But the cats brought him so much peace. They were gentle and loving and so goddamn cute. They made him feel human, made him feel alive - the exact opposite of how his life made him feel.
He named them Gregg Allman and Keith Richards and he always used their full names when he talked to them or about them.
It never took long for one of the cats to curl up in his lap once he hit the recliner. Sometimes, Gregg Allman would curl up in Jake's lap and Keith Richards would lie across his chest, as long as he pushed the recliner back far enough.
The kind of love humans are incapable of achieving.
Tonight, Keith Richards jumped up into Jake's lap; Gregg Allman considered the possibilities and decided to curl up in one of the cushy cat beds Sara and Jake had lying around the kitchen and living room. The one directly over the heating vent.
Keith Richards was old but vital, just like the real deal. He kept on keeping on, even at the age of eighteen. He still chased Gregg Allman around, still played with pens and balls and eyeliner and and every other goddamn thing he could get his paws on.
He had a little trouble getting around but it didn't seem to bother him, although tonight he seemed a little slower, a little on the listless side.
Maybe he was bored.
Jake switched on ESPN and took a sip of his beer, ice cold just the way he liked it. He picked up his favorite whiskey glass, the squared one, heavy with a solid bottom.
As he raised the drink to his lips the thought occurred to him that he used to drink his whiskey out of a glass made from Waterford crystal, a beautiful piece of art that made Jake feel a little more special, but that glass was long gone.
Like a lot of things in Jake's life.
He took a sip and sighed.
His thoughts turned to money as they often did. He thought at this point in his life he would be financially set; ready to settle in to a peaceful and fulfilling retirement.
But he and Sara made some mistakes and questionable decisions along the way. They didn't have a nest egg, they didn't have a retirement fund; what they had was an endless road ahead of them of work and sacrifice and worry.
Sometimes Jake felt like that truth wore him out more than the job did.
He sipped the last of his beer, downed the whiskey and rubbed Keith Richard's head, saying: "Maybe someday I'll get lucky. Maybe someday I'll hit the lottery."
Jake fell asleep.
An hour later Sara called that supper was ready. She had made his favorite, a sausage and potato casserole with extra onions. Jake loved his onions.
He didn't answer immediately and she knew he was sleeping. This happened a lot.
Sara scooped a heaping helping into a bowl, sprinkled it with a little salt, a little pepper, grabbed a paper towel and walked it over to Jake.
She gently touched his shoulder, which typically woke him up, but he didn't move.
Jake was dead.

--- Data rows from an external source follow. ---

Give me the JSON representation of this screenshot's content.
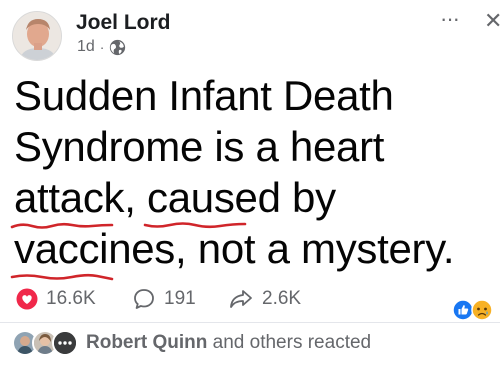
{
  "author": {
    "name": "Joel Lord",
    "time": "1d",
    "separator": "·",
    "audience_icon": "globe-icon"
  },
  "menu": {
    "more_icon": "more-horizontal-icon",
    "more_glyph": "···",
    "close_icon": "close-icon",
    "close_glyph": "✕"
  },
  "post": {
    "lines": [
      [
        "Sudden Infant Death"
      ],
      [
        "Syndrome is a heart"
      ],
      [
        "attack",
        ", ",
        "caused by"
      ],
      [
        "vaccines",
        ", ",
        "not a mystery."
      ]
    ],
    "underline_color": "#d0252a"
  },
  "stats": {
    "likes": "16.6K",
    "comments": "191",
    "shares": "2.6K",
    "like_icon": "heart-icon",
    "comment_icon": "comment-icon",
    "share_icon": "share-icon",
    "reaction_icons": [
      "like-reaction-icon",
      "sad-reaction-icon"
    ]
  },
  "reacted": {
    "name": "Robert Quinn",
    "rest": " and others reacted"
  },
  "colors": {
    "heart": "#f0284a",
    "like_blue": "#1877f2",
    "sad_yellow": "#f7b125",
    "meta_gray": "#65676b"
  }
}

Sara staggered back and dropped the bowl, which shattered on the hardwood floor, dumping the casserole in a steaming heap. Keith Richards did not jump up startled.
Sara reached out with a trembling hand and touched Keith Richards' head.
He didn't move. He was dead.
Sara's eyes glazed over and her body shook as she stood in front of the recliner taking in this macabre scene.
They both looked so peaceful and so content.
A thought struck her like lightening and with what felt like vicious clarity - the only peace anyone ever finds is in death.
Five minutes later, she reached down and picked up the cat. She sat on the floor with her back to the wall unit that held the TV and Jake's lucky elephants and absent-mindedly stroked Keith Richards' head.
Sara stared at Jake in his precious recliner.
She shed no tears.